"This is a very significant visit, " said Deputy Mayor Hadler after the introductions. "You are the first outside Christian leaders to visit us here. Do you realize that during the violence no Christian would dare come here? They would be killed on sight."
He then repeated what we heard many times in Ambon: that outside agitators had stirred animosity, but that within Ambon both Muslim and Christian leaders wanted peace, that they were committed to healing. He gestured toward a large floral display in his living room. "This is a gift from the Protestant Synod Headquarters downtown," he said. "They are wishing us a blessed new year. They show us Christian love." We had earlier visited the Synod leaders and had been impressed by their commitment to dialogue. General Secretary, Reverend S.J. Mailoa told us that they had kept to their post downtown even as buildings burned around them, including those of the nearby provincial legislature.
That same day in another Muslim district—Kebun Cengkeh—we met with H. Marasabessy, head of the department of religion for the Maluku province. Marasabessy was open and optimistic. "We must have the love for one another that Jesus Christ called for," he told us, borrowing from Christian teaching. "We must have dialogue. We must not allow outside agitation to interrupt the determination of our community to heal."

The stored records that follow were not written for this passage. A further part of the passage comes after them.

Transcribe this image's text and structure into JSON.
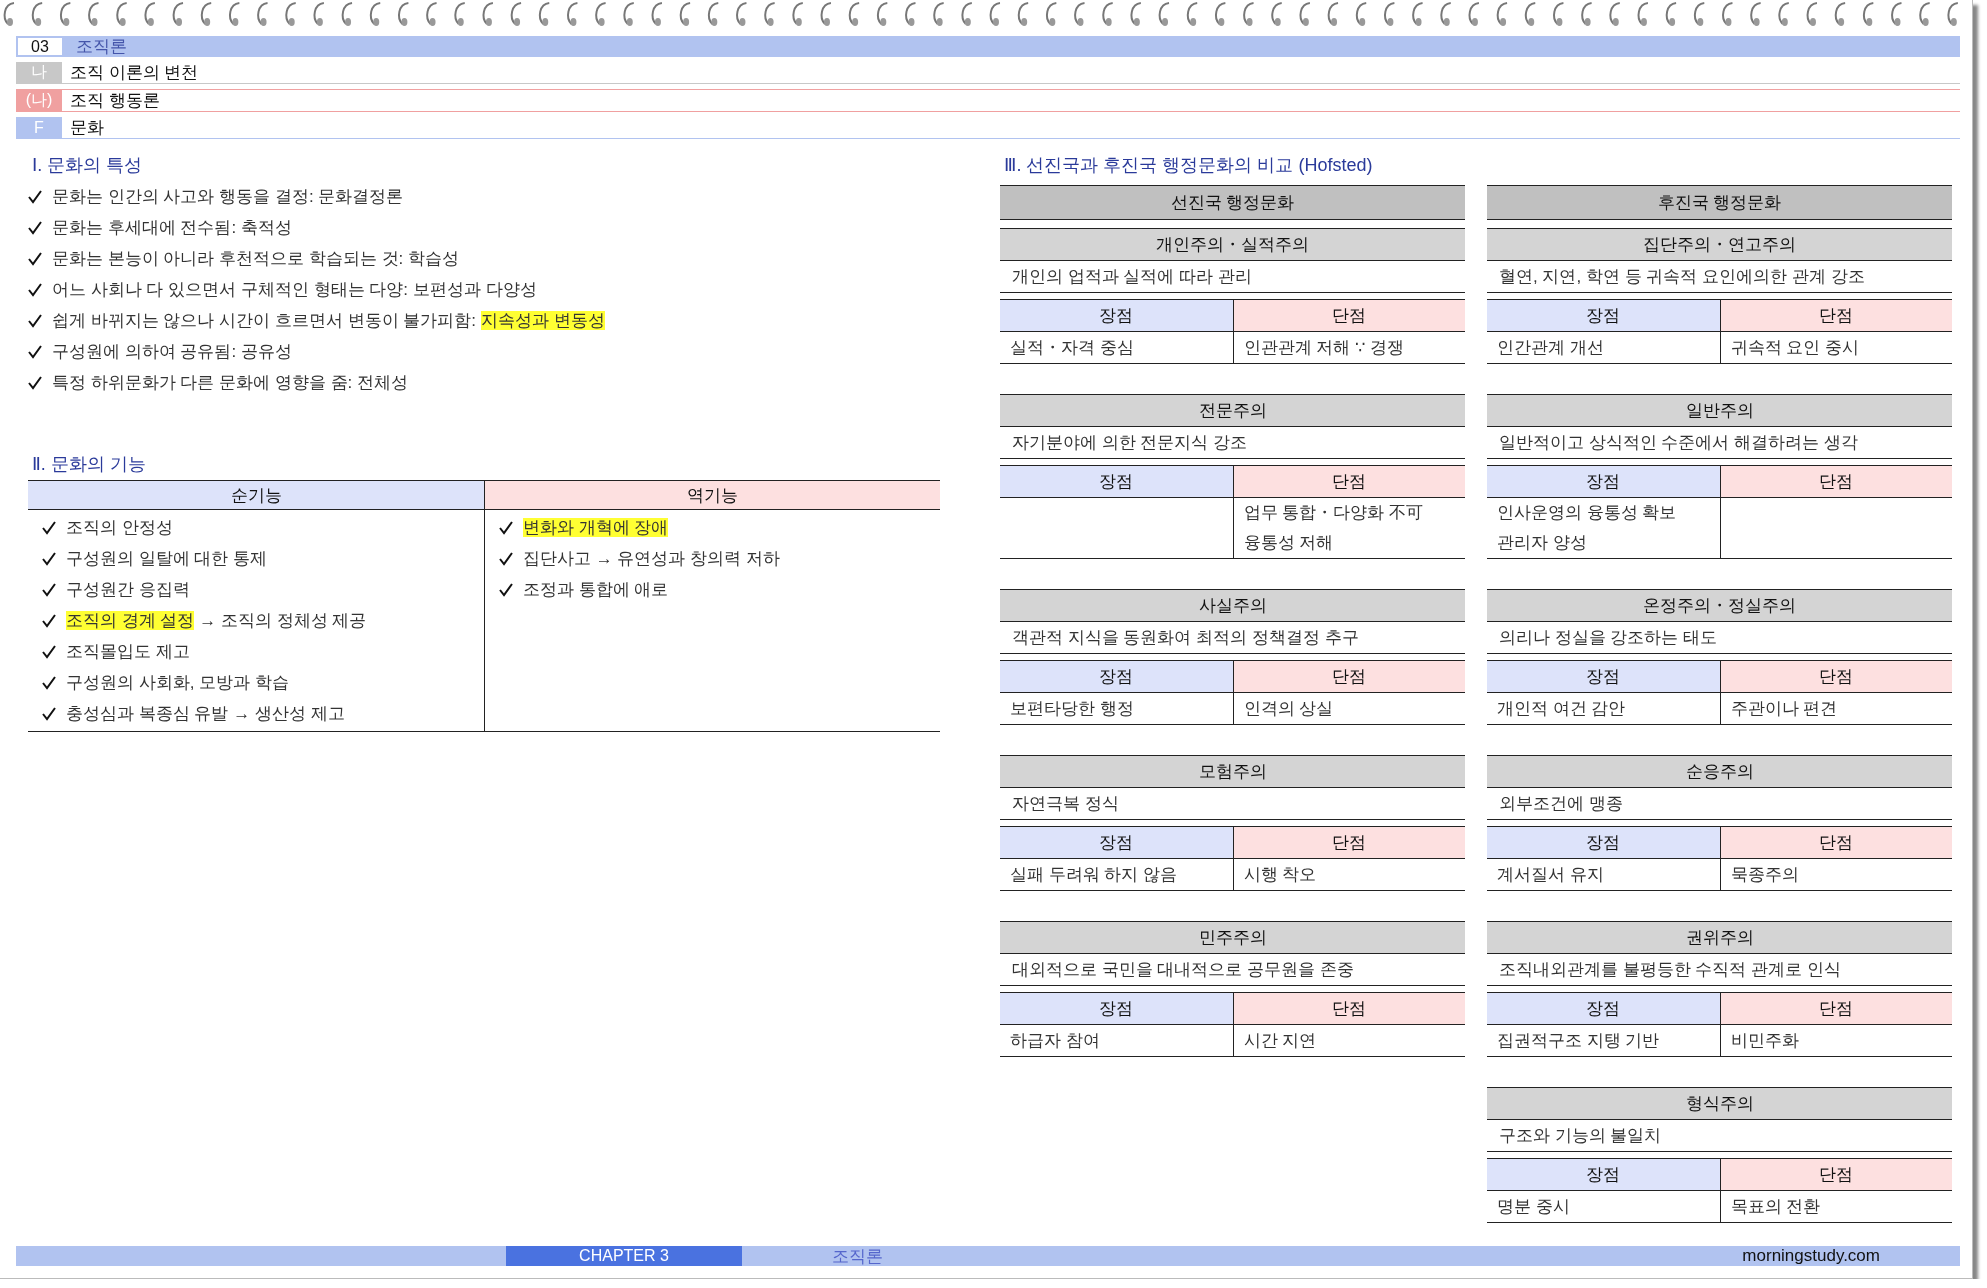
{
  "chapter": {
    "number": "03",
    "title": "조직론"
  },
  "breadcrumbs": [
    {
      "marker": "나",
      "label": "조직 이론의 변천",
      "kind": "gray"
    },
    {
      "marker": "(나)",
      "label": "조직 행동론",
      "kind": "red"
    },
    {
      "marker": "F",
      "label": "문화",
      "kind": "blue"
    }
  ],
  "characteristics": {
    "title": "Ⅰ. 문화의 특성",
    "items": [
      [
        {
          "text": "문화는 인간의 사고와 행동을 결정: 문화결정론",
          "highlighted": false
        }
      ],
      [
        {
          "text": "문화는 후세대에 전수됨: 축적성",
          "highlighted": false
        }
      ],
      [
        {
          "text": "문화는 본능이 아니라 후천적으로 학습되는 것: 학습성",
          "highlighted": false
        }
      ],
      [
        {
          "text": "어느 사회나 다 있으면서 구체적인 형태는 다양: 보편성과 다양성",
          "highlighted": false
        }
      ],
      [
        {
          "text": "쉽게 바뀌지는 않으나 시간이 흐르면서 변동이 불가피함: ",
          "highlighted": false
        },
        {
          "text": "지속성과 변동성",
          "highlighted": true
        }
      ],
      [
        {
          "text": "구성원에 의하여 공유됨: 공유성",
          "highlighted": false
        }
      ],
      [
        {
          "text": "특정 하위문화가 다른 문화에 영향을 줌: 전체성",
          "highlighted": false
        }
      ]
    ]
  },
  "functions": {
    "title": "Ⅱ. 문화의 기능",
    "columns": [
      {
        "label": "순기능",
        "kind": "positive",
        "items": [
          [
            {
              "text": "조직의 안정성",
              "highlighted": false
            }
          ],
          [
            {
              "text": "구성원의 일탈에 대한 통제",
              "highlighted": false
            }
          ],
          [
            {
              "text": "구성원간 응집력",
              "highlighted": false
            }
          ],
          [
            {
              "text": "조직의 경계 설정",
              "highlighted": true
            },
            {
              "text": " → 조직의 정체성 제공",
              "highlighted": false
            }
          ],
          [
            {
              "text": "조직몰입도 제고",
              "highlighted": false
            }
          ],
          [
            {
              "text": "구성원의 사회화, 모방과 학습",
              "highlighted": false
            }
          ],
          [
            {
              "text": "충성심과 복종심 유발 → 생산성 제고",
              "highlighted": false
            }
          ]
        ]
      },
      {
        "label": "역기능",
        "kind": "negative",
        "items": [
          [
            {
              "text": "변화와 개혁에 장애",
              "highlighted": true
            }
          ],
          [
            {
              "text": "집단사고 → 유연성과 창의력 저하",
              "highlighted": false
            }
          ],
          [
            {
              "text": "조정과 통합에 애로",
              "highlighted": false
            }
          ]
        ]
      }
    ]
  },
  "comparison": {
    "title": "Ⅲ. 선진국과 후진국 행정문화의 비교 (Hofsted)",
    "columns": [
      {
        "heading": "선진국 행정문화",
        "cards": [
          {
            "heading": "개인주의・실적주의",
            "description": "개인의 업적과 실적에 따라 관리",
            "pros_label": "장점",
            "cons_label": "단점",
            "pros": [
              "실적・자격 중심"
            ],
            "cons": [
              "인관관계 저해 ∵ 경쟁"
            ]
          },
          {
            "heading": "전문주의",
            "description": "자기분야에 의한 전문지식 강조",
            "pros_label": "장점",
            "cons_label": "단점",
            "cons": [
              "업무 통합・다양화 不可",
              "융통성 저해"
            ]
          },
          {
            "heading": "사실주의",
            "description": "객관적 지식을 동원화여 최적의 정책결정 추구",
            "pros_label": "장점",
            "cons_label": "단점",
            "pros": [
              "보편타당한 행정"
            ],
            "cons": [
              "인격의 상실"
            ]
          },
          {
            "heading": "모험주의",
            "description": "자연극복 정식",
            "pros_label": "장점",
            "cons_label": "단점",
            "pros": [
              "실패 두려워 하지 않음"
            ],
            "cons": [
              "시행 착오"
            ]
          },
          {
            "heading": "민주주의",
            "description": "대외적으로 국민을 대내적으로 공무원을 존중",
            "pros_label": "장점",
            "cons_label": "단점",
            "pros": [
              "하급자 참여"
            ],
            "cons": [
              "시간 지연"
            ]
          }
        ]
      },
      {
        "heading": "후진국 행정문화",
        "cards": [
          {
            "heading": "집단주의・연고주의",
            "description": "혈연, 지연, 학연 등 귀속적 요인에의한 관계 강조",
            "pros_label": "장점",
            "cons_label": "단점",
            "pros": [
              "인간관계 개선"
            ],
            "cons": [
              "귀속적 요인 중시"
            ]
          },
          {
            "heading": "일반주의",
            "description": "일반적이고 상식적인 수준에서 해결하려는 생각",
            "pros_label": "장점",
            "cons_label": "단점",
            "pros": [
              "인사운영의 융통성 확보",
              "관리자 양성"
            ]
          },
          {
            "heading": "온정주의・정실주의",
            "description": "의리나 정실을 강조하는 태도",
            "pros_label": "장점",
            "cons_label": "단점",
            "pros": [
              "개인적 여건 감안"
            ],
            "cons": [
              "주관이나 편견"
            ]
          },
          {
            "heading": "순응주의",
            "description": "외부조건에 맹종",
            "pros_label": "장점",
            "cons_label": "단점",
            "pros": [
              "계서질서 유지"
            ],
            "cons": [
              "묵종주의"
            ]
          },
          {
            "heading": "권위주의",
            "description": "조직내외관계를 불평등한 수직적 관계로 인식",
            "pros_label": "장점",
            "cons_label": "단점",
            "pros": [
              "집권적구조 지탱 기반"
            ],
            "cons": [
              "비민주화"
            ]
          },
          {
            "heading": "형식주의",
            "description": "구조와 기능의 불일치",
            "pros_label": "장점",
            "cons_label": "단점",
            "pros": [
              "명분 중시"
            ],
            "cons": [
              "목표의 전환"
            ]
          }
        ]
      }
    ]
  },
  "footer": {
    "chapter_label": "CHAPTER 3",
    "title": "조직론",
    "site": "morningstudy.com"
  }
}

It is hard to predict where Ambon is headed. Is there a blossoming of dialogue and healing based on a shared commitment to community? Or are the wounds too deep, the differences too wide, the outside influences too much to resist?
In Jakarta the headlines in all the major papers warned of a "bloody Christmas" as a result of religious violence in Indonesia. That did not happen. In Ambon, reports were of several hundred jihadis in town for Christmas violence. It did not occur. Yes, there are groups who would continue to stoke the fires of religious intolerance for aims that are probably more political than religious. I note with some dismay that a Laskar Jihad commander, in a message reported by the BBC on May 16, 2002, condemned the peace efforts by both Muslim and Christian leaders in Ambon, and declared ongoing war; saying that "the second Afghanistan war will take place in Maluku."
What is hopeful for Ambon is the readiness of local political and religious leadership to work toward peaceful coexistence. What is needed is for Indonesia itself to become more protective of all religions, not just the majority faith. What is needed is for a world increasingly harassed by terrorism to avoid the trap of religious conflict that the terrorists are laying for all of us. What is needed is a "retreat" to faith solutions. While in Ambon I heard a church music group singing a plaintive chorus that translated into "Lord forgive us for what we have done, and for what we have done to others." And I must agree with Marasabessy that the solution to a community divided by religious intolerance lies in the advice to "love one another."
Photographs by Lincoln Steed
Article Author: Lincoln E. Steed
Lincoln E. Steed is the editor of Liberty magazine, a 200,000 circulation religious liberty journal which is distributed to political leaders, judiciary, lawyers and other thought leaders in North America. He is additionally the host of the weekly 3ABN television show "The Liberty Insider," and the radio program "Lifequest Liberty."